Stored records
= Beginning of Section =

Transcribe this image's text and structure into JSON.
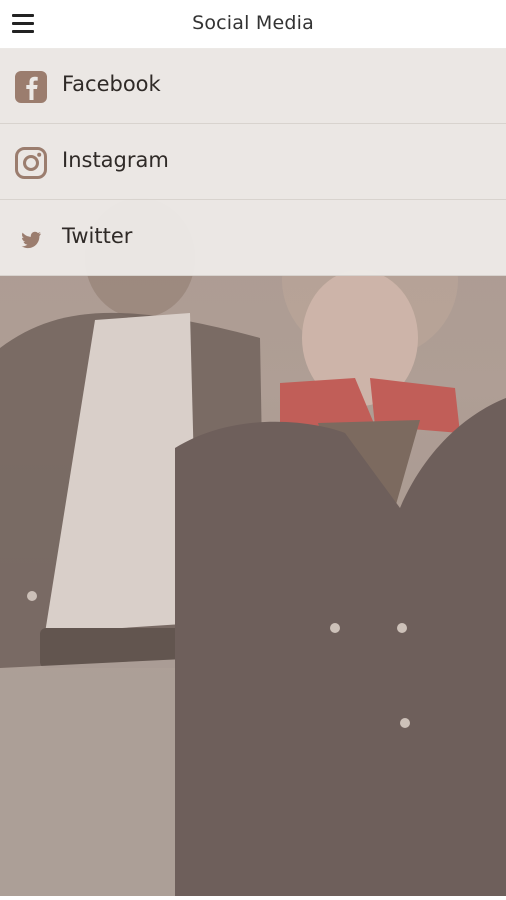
{
  "header": {
    "title": "Social Media"
  },
  "menu": {
    "items": [
      {
        "label": "Facebook",
        "icon": "facebook-icon"
      },
      {
        "label": "Instagram",
        "icon": "instagram-icon"
      },
      {
        "label": "Twitter",
        "icon": "twitter-icon"
      }
    ]
  },
  "colors": {
    "accent": "#9b7d6e",
    "menu_bg": "#ece9e6",
    "header_bg": "#ffffff"
  }
}
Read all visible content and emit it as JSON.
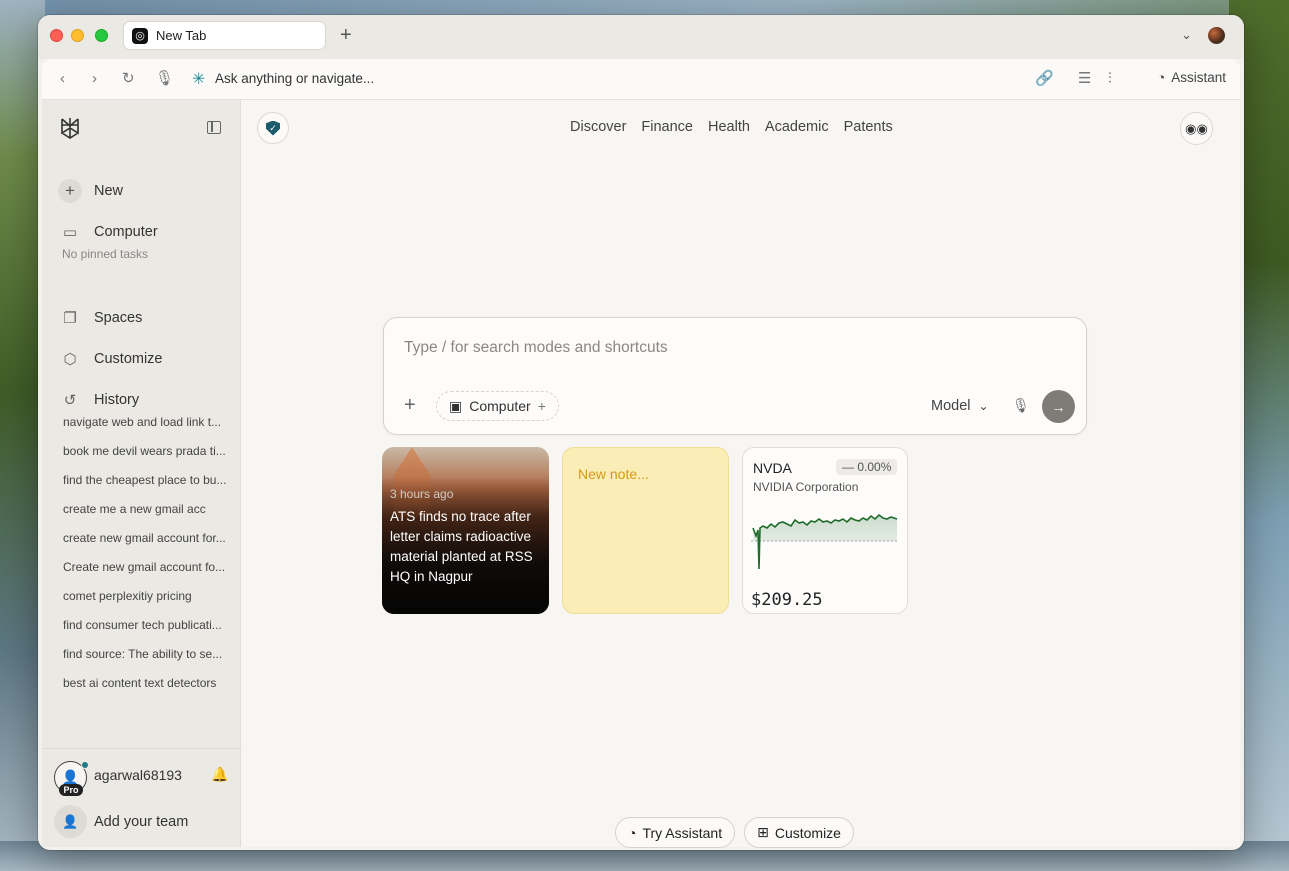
{
  "browser": {
    "tab_title": "New Tab",
    "new_tab_symbol": "+",
    "address_placeholder": "Ask anything or navigate...",
    "assistant_label": "Assistant"
  },
  "sidebar": {
    "new_label": "New",
    "computer_label": "Computer",
    "no_pinned": "No pinned tasks",
    "spaces_label": "Spaces",
    "customize_label": "Customize",
    "history_label": "History",
    "history_items": [
      "navigate web and load link t...",
      "book me devil wears prada ti...",
      "find the cheapest place to bu...",
      "create me a new gmail acc",
      "create new gmail account for...",
      "Create new gmail account fo...",
      "comet perplexitiy pricing",
      "find consumer tech publicati...",
      "find source: The ability to se...",
      "best ai content text detectors"
    ],
    "username": "agarwal68193",
    "pro_badge": "Pro",
    "team_label": "Add your team"
  },
  "main": {
    "nav": [
      "Discover",
      "Finance",
      "Health",
      "Academic",
      "Patents"
    ],
    "search_placeholder": "Type / for search modes and shortcuts",
    "computer_pill": "Computer",
    "model_label": "Model",
    "news": {
      "time": "3 hours ago",
      "title": "ATS finds no trace after letter claims radioactive material planted at RSS HQ in Nagpur"
    },
    "note": {
      "placeholder": "New note..."
    },
    "stock": {
      "ticker": "NVDA",
      "change": "0.00%",
      "company": "NVIDIA Corporation",
      "price": "$209.25",
      "line_color": "#1f6b2a"
    },
    "try_assistant": "Try Assistant",
    "customize": "Customize"
  },
  "colors": {
    "accent_teal": "#1f8a99",
    "note_bg": "#fbedb6",
    "send_btn": "#7f7c78"
  }
}
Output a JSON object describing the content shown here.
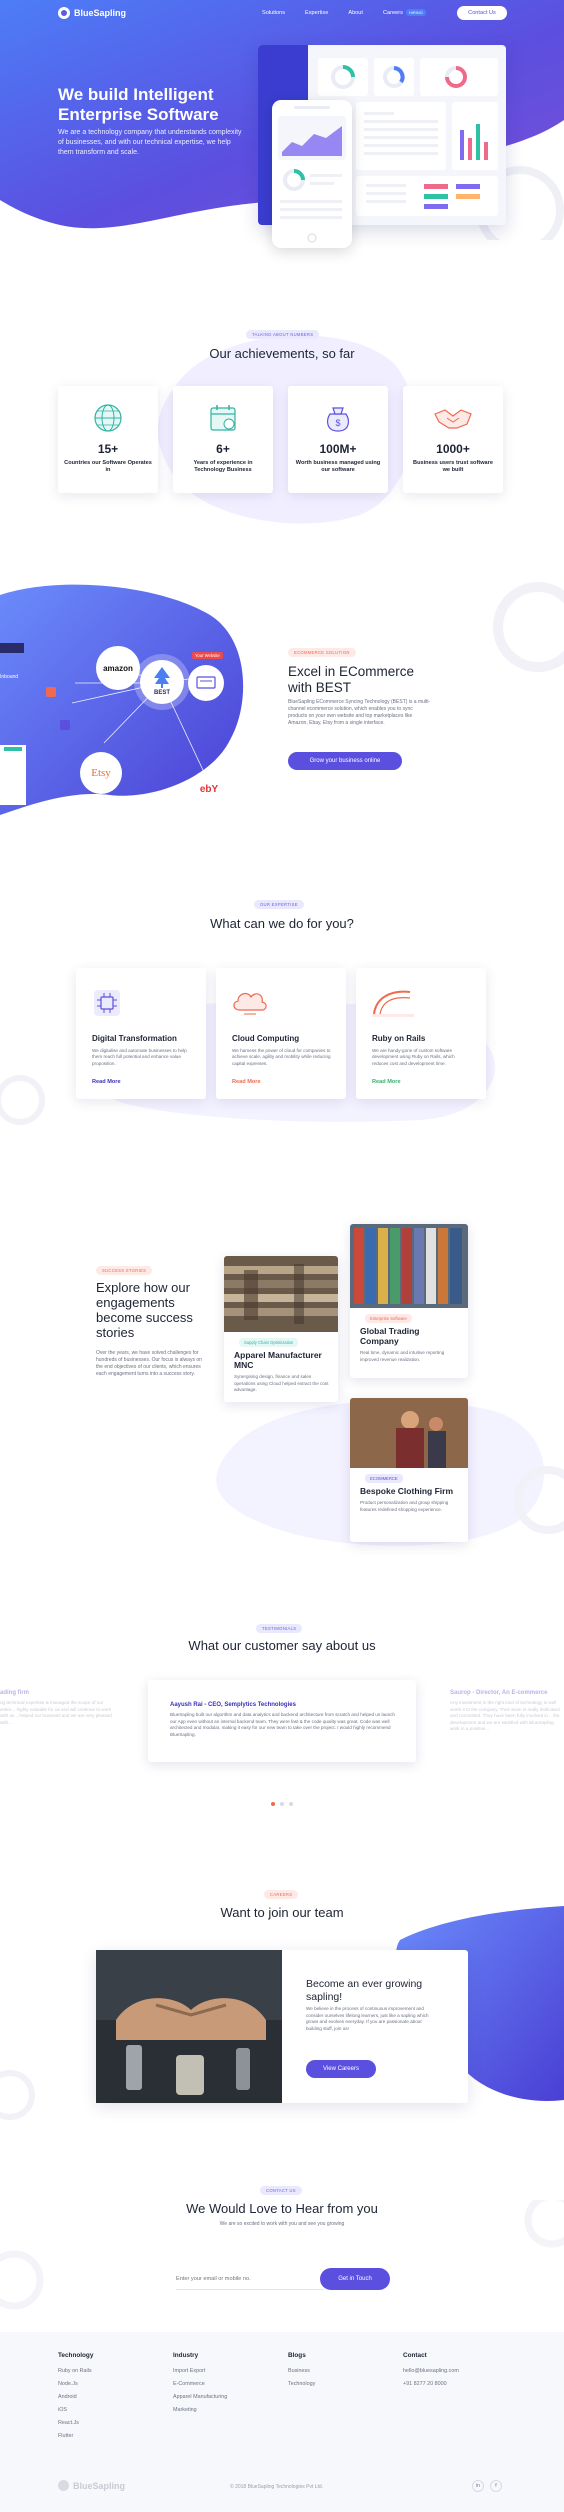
{
  "brand": {
    "name": "BlueSapling"
  },
  "nav": {
    "items": [
      "Solutions",
      "Expertise",
      "About",
      "Careers"
    ],
    "careers_badge": "HIRING",
    "contact_label": "Contact Us"
  },
  "hero": {
    "title_line1": "We build Intelligent",
    "title_line2": "Enterprise Software",
    "text": "We are a technology company that understands complexity of businesses, and with our technical expertise, we help them transform and scale."
  },
  "achievements": {
    "tag": "TALKING ABOUT NUMBERS",
    "title": "Our achievements, so far",
    "items": [
      {
        "value": "15+",
        "label": "Countries our Software Operates in",
        "icon": "globe-icon"
      },
      {
        "value": "6+",
        "label": "Years of experience in Technology Business",
        "icon": "calendar-icon"
      },
      {
        "value": "100M+",
        "label": "Worth business managed using our software",
        "icon": "money-bag-icon"
      },
      {
        "value": "1000+",
        "label": "Business users trust software we built",
        "icon": "handshake-icon"
      }
    ]
  },
  "ecommerce": {
    "tag": "ECOMMERCE SOLUTION",
    "title_line1": "Excel in ECommerce",
    "title_line2": "with BEST",
    "text": "BlueSapling ECommerce Syncing Technology (BEST) is a multi-channel ecommerce solution, which enables you to sync products on your own website and top marketplaces like Amazon, Ebay, Etsy from a single interface.",
    "button": "Grow your business online",
    "diagram": {
      "hub": "BEST",
      "nodes": [
        "amazon",
        "Your Website",
        "Etsy",
        "ebY"
      ],
      "left_label": "Inbound"
    }
  },
  "services": {
    "tag": "OUR EXPERTISE",
    "title": "What can we do for you?",
    "items": [
      {
        "title": "Digital Transformation",
        "text": "We digitalise and automate businesses to help them reach full potential and enhance value proposition.",
        "more": "Read More",
        "color": "#3a2fb8",
        "icon": "chip-icon"
      },
      {
        "title": "Cloud Computing",
        "text": "We harness the power of cloud for companies to achieve scale, agility and mobility while reducing capital expenses.",
        "more": "Read More",
        "color": "#ef6a4e",
        "icon": "cloud-icon"
      },
      {
        "title": "Ruby on Rails",
        "text": "We are handy-gone of custom software development using Ruby on Rails, which reduces cost and development time.",
        "more": "Read More",
        "color": "#2fb36b",
        "icon": "rails-icon"
      }
    ]
  },
  "stories": {
    "tag": "SUCCESS STORIES",
    "title_line1": "Explore how our",
    "title_line2": "engagements",
    "title_line3": "become success",
    "title_line4": "stories",
    "text": "Over the years, we have solved challenges for hundreds of businesses. Our focus is always on the end objectives of our clients, which ensures each engagement turns into a success story.",
    "cards": [
      {
        "tag": "Supply Chain Optimization",
        "title_line1": "Apparel Manufacturer",
        "title_line2": "MNC",
        "text": "Synergising design, finance and sales operations using Cloud helped extract the cost advantage."
      },
      {
        "tag": "Enterprise Software",
        "title_line1": "Global Trading",
        "title_line2": "Company",
        "text": "Real time, dynamic and intuitive reporting improved revenue realization."
      },
      {
        "tag": "ECOMMERCE",
        "title_line1": "Bespoke Clothing Firm",
        "title_line2": "",
        "text": "Product personalization and group shipping features redefined shopping experience."
      }
    ]
  },
  "testimonials": {
    "tag": "TESTIMONIALS",
    "title": "What our customer say about us",
    "main": {
      "name": "Aayush Rai - CEO, Semplytics Technologies",
      "text": "BlueSapling built our algorithm and data analytics and backend architecture from scratch and helped us launch our App even without an internal backend team. They were fast & the code quality was great. Code was well architected and modular, making it easy for our new team to take over the project. I would highly recommend BlueSapling."
    },
    "left": {
      "name": "ading firm",
      "text": "ng technical expertise & managed the scope of our entire... highly valuable for us and will continue to work with us... helped our business and we are very pleased with..."
    },
    "right": {
      "name": "Saurop - Director, An E-commerce",
      "text": "Any investment in the right kind of technology is well worth it to the company. Their team is really dedicated and committed. They have been fully involved in... the development and we are satisfied with BlueSapling work in a positive..."
    }
  },
  "join": {
    "tag": "CAREERS",
    "title": "Want to join our team",
    "card_title_line1": "Become an ever growing",
    "card_title_line2": "sapling!",
    "card_text": "We believe in the process of continuous improvement and consider ourselves lifelong learners, just like a sapling which grows and evolves everyday. If you are passionate about building stuff, join us!",
    "button": "View Careers"
  },
  "contact": {
    "tag": "CONTACT US",
    "title": "We Would Love to Hear from you",
    "subtitle": "We are so excited to work with you and see you growing",
    "placeholder": "Enter your email or mobile no.",
    "button": "Get in Touch"
  },
  "footer": {
    "columns": [
      {
        "head": "Technology",
        "items": [
          "Ruby on Rails",
          "Node.Js",
          "Android",
          "iOS",
          "React.Js",
          "Flutter"
        ]
      },
      {
        "head": "Industry",
        "items": [
          "Import Export",
          "E-Commerce",
          "Apparel Manufacturing",
          "Marketing"
        ]
      },
      {
        "head": "Blogs",
        "items": [
          "Business",
          "Technology"
        ]
      },
      {
        "head": "Contact",
        "items": [
          "hello@bluesapling.com",
          "+91 8277 20 8000"
        ]
      }
    ],
    "copyright": "© 2018 BlueSapling Technologies Pvt Ltd.",
    "social": [
      "in",
      "f"
    ]
  },
  "colors": {
    "primary": "#5b4fe0",
    "accent": "#4d7df7",
    "orange": "#ef6a4e",
    "green": "#2fb36b"
  }
}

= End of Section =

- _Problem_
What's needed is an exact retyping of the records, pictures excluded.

- _Finished task_
Transcribe this image's text and structure into JSON.
{
  "header": {
    "title": "Social Media"
  },
  "menu": {
    "items": [
      {
        "label": "Facebook",
        "icon": "facebook-icon"
      },
      {
        "label": "Instagram",
        "icon": "instagram-icon"
      },
      {
        "label": "Twitter",
        "icon": "twitter-icon"
      }
    ]
  },
  "colors": {
    "accent": "#9b7d6e",
    "menu_bg": "#ece9e6",
    "header_bg": "#ffffff"
  }
}
Read all visible content and emit it as JSON.
{
  "browser": {
    "tab_title": "New Tab",
    "new_tab_symbol": "+",
    "address_placeholder": "Ask anything or navigate...",
    "assistant_label": "Assistant"
  },
  "sidebar": {
    "new_label": "New",
    "computer_label": "Computer",
    "no_pinned": "No pinned tasks",
    "spaces_label": "Spaces",
    "customize_label": "Customize",
    "history_label": "History",
    "history_items": [
      "navigate web and load link t...",
      "book me devil wears prada ti...",
      "find the cheapest place to bu...",
      "create me a new gmail acc",
      "create new gmail account for...",
      "Create new gmail account fo...",
      "comet perplexitiy pricing",
      "find consumer tech publicati...",
      "find source: The ability to se...",
      "best ai content text detectors"
    ],
    "username": "agarwal68193",
    "pro_badge": "Pro",
    "team_label": "Add your team"
  },
  "main": {
    "nav": [
      "Discover",
      "Finance",
      "Health",
      "Academic",
      "Patents"
    ],
    "search_placeholder": "Type / for search modes and shortcuts",
    "computer_pill": "Computer",
    "model_label": "Model",
    "news": {
      "time": "3 hours ago",
      "title": "ATS finds no trace after letter claims radioactive material planted at RSS HQ in Nagpur"
    },
    "note": {
      "placeholder": "New note..."
    },
    "stock": {
      "ticker": "NVDA",
      "change": "0.00%",
      "company": "NVIDIA Corporation",
      "price": "$209.25",
      "line_color": "#1f6b2a"
    },
    "try_assistant": "Try Assistant",
    "customize": "Customize"
  },
  "colors": {
    "accent_teal": "#1f8a99",
    "note_bg": "#fbedb6",
    "send_btn": "#7f7c78"
  }
}
Output a JSON object describing the content shown here.
{
  "brand": {
    "name": "BlueSapling"
  },
  "nav": {
    "items": [
      "Solutions",
      "Expertise",
      "About",
      "Careers"
    ],
    "careers_badge": "HIRING",
    "contact_label": "Contact Us"
  },
  "hero": {
    "title_line1": "We build Intelligent",
    "title_line2": "Enterprise Software",
    "text": "We are a technology company that understands complexity of businesses, and with our technical expertise, we help them transform and scale."
  },
  "achievements": {
    "tag": "TALKING ABOUT NUMBERS",
    "title": "Our achievements, so far",
    "items": [
      {
        "value": "15+",
        "label": "Countries our Software Operates in",
        "icon": "globe-icon"
      },
      {
        "value": "6+",
        "label": "Years of experience in Technology Business",
        "icon": "calendar-icon"
      },
      {
        "value": "100M+",
        "label": "Worth business managed using our software",
        "icon": "money-bag-icon"
      },
      {
        "value": "1000+",
        "label": "Business users trust software we built",
        "icon": "handshake-icon"
      }
    ]
  },
  "ecommerce": {
    "tag": "ECOMMERCE SOLUTION",
    "title_line1": "Excel in ECommerce",
    "title_line2": "with BEST",
    "text": "BlueSapling ECommerce Syncing Technology (BEST) is a multi-channel ecommerce solution, which enables you to sync products on your own website and top marketplaces like Amazon, Ebay, Etsy from a single interface.",
    "button": "Grow your business online",
    "diagram": {
      "hub": "BEST",
      "nodes": [
        "amazon",
        "Your Website",
        "Etsy",
        "ebY"
      ],
      "left_label": "Inbound"
    }
  },
  "services": {
    "tag": "OUR EXPERTISE",
    "title": "What can we do for you?",
    "items": [
      {
        "title": "Digital Transformation",
        "text": "We digitalise and automate businesses to help them reach full potential and enhance value proposition.",
        "more": "Read More",
        "color": "#3a2fb8",
        "icon": "chip-icon"
      },
      {
        "title": "Cloud Computing",
        "text": "We harness the power of cloud for companies to achieve scale, agility and mobility while reducing capital expenses.",
        "more": "Read More",
        "color": "#ef6a4e",
        "icon": "cloud-icon"
      },
      {
        "title": "Ruby on Rails",
        "text": "We are handy-gone of custom software development using Ruby on Rails, which reduces cost and development time.",
        "more": "Read More",
        "color": "#2fb36b",
        "icon": "rails-icon"
      }
    ]
  },
  "stories": {
    "tag": "SUCCESS STORIES",
    "title_line1": "Explore how our",
    "title_line2": "engagements",
    "title_line3": "become success",
    "title_line4": "stories",
    "text": "Over the years, we have solved challenges for hundreds of businesses. Our focus is always on the end objectives of our clients, which ensures each engagement turns into a success story.",
    "cards": [
      {
        "tag": "Supply Chain Optimization",
        "title_line1": "Apparel Manufacturer",
        "title_line2": "MNC",
        "text": "Synergising design, finance and sales operations using Cloud helped extract the cost advantage."
      },
      {
        "tag": "Enterprise Software",
        "title_line1": "Global Trading",
        "title_line2": "Company",
        "text": "Real time, dynamic and intuitive reporting improved revenue realization."
      },
      {
        "tag": "ECOMMERCE",
        "title_line1": "Bespoke Clothing Firm",
        "title_line2": "",
        "text": "Product personalization and group shipping features redefined shopping experience."
      }
    ]
  },
  "testimonials": {
    "tag": "TESTIMONIALS",
    "title": "What our customer say about us",
    "main": {
      "name": "Aayush Rai - CEO, Semplytics Technologies",
      "text": "BlueSapling built our algorithm and data analytics and backend architecture from scratch and helped us launch our App even without an internal backend team. They were fast & the code quality was great. Code was well architected and modular, making it easy for our new team to take over the project. I would highly recommend BlueSapling."
    },
    "left": {
      "name": "ading firm",
      "text": "ng technical expertise & managed the scope of our entire... highly valuable for us and will continue to work with us... helped our business and we are very pleased with..."
    },
    "right": {
      "name": "Saurop - Director, An E-commerce",
      "text": "Any investment in the right kind of technology is well worth it to the company. Their team is really dedicated and committed. They have been fully involved in... the development and we are satisfied with BlueSapling work in a positive..."
    }
  },
  "join": {
    "tag": "CAREERS",
    "title": "Want to join our team",
    "card_title_line1": "Become an ever growing",
    "card_title_line2": "sapling!",
    "card_text": "We believe in the process of continuous improvement and consider ourselves lifelong learners, just like a sapling which grows and evolves everyday. If you are passionate about building stuff, join us!",
    "button": "View Careers"
  },
  "contact": {
    "tag": "CONTACT US",
    "title": "We Would Love to Hear from you",
    "subtitle": "We are so excited to work with you and see you growing",
    "placeholder": "Enter your email or mobile no.",
    "button": "Get in Touch"
  },
  "footer": {
    "columns": [
      {
        "head": "Technology",
        "items": [
          "Ruby on Rails",
          "Node.Js",
          "Android",
          "iOS",
          "React.Js",
          "Flutter"
        ]
      },
      {
        "head": "Industry",
        "items": [
          "Import Export",
          "E-Commerce",
          "Apparel Manufacturing",
          "Marketing"
        ]
      },
      {
        "head": "Blogs",
        "items": [
          "Business",
          "Technology"
        ]
      },
      {
        "head": "Contact",
        "items": [
          "hello@bluesapling.com",
          "+91 8277 20 8000"
        ]
      }
    ],
    "copyright": "© 2018 BlueSapling Technologies Pvt Ltd.",
    "social": [
      "in",
      "f"
    ]
  },
  "colors": {
    "primary": "#5b4fe0",
    "accent": "#4d7df7",
    "orange": "#ef6a4e",
    "green": "#2fb36b"
  }
}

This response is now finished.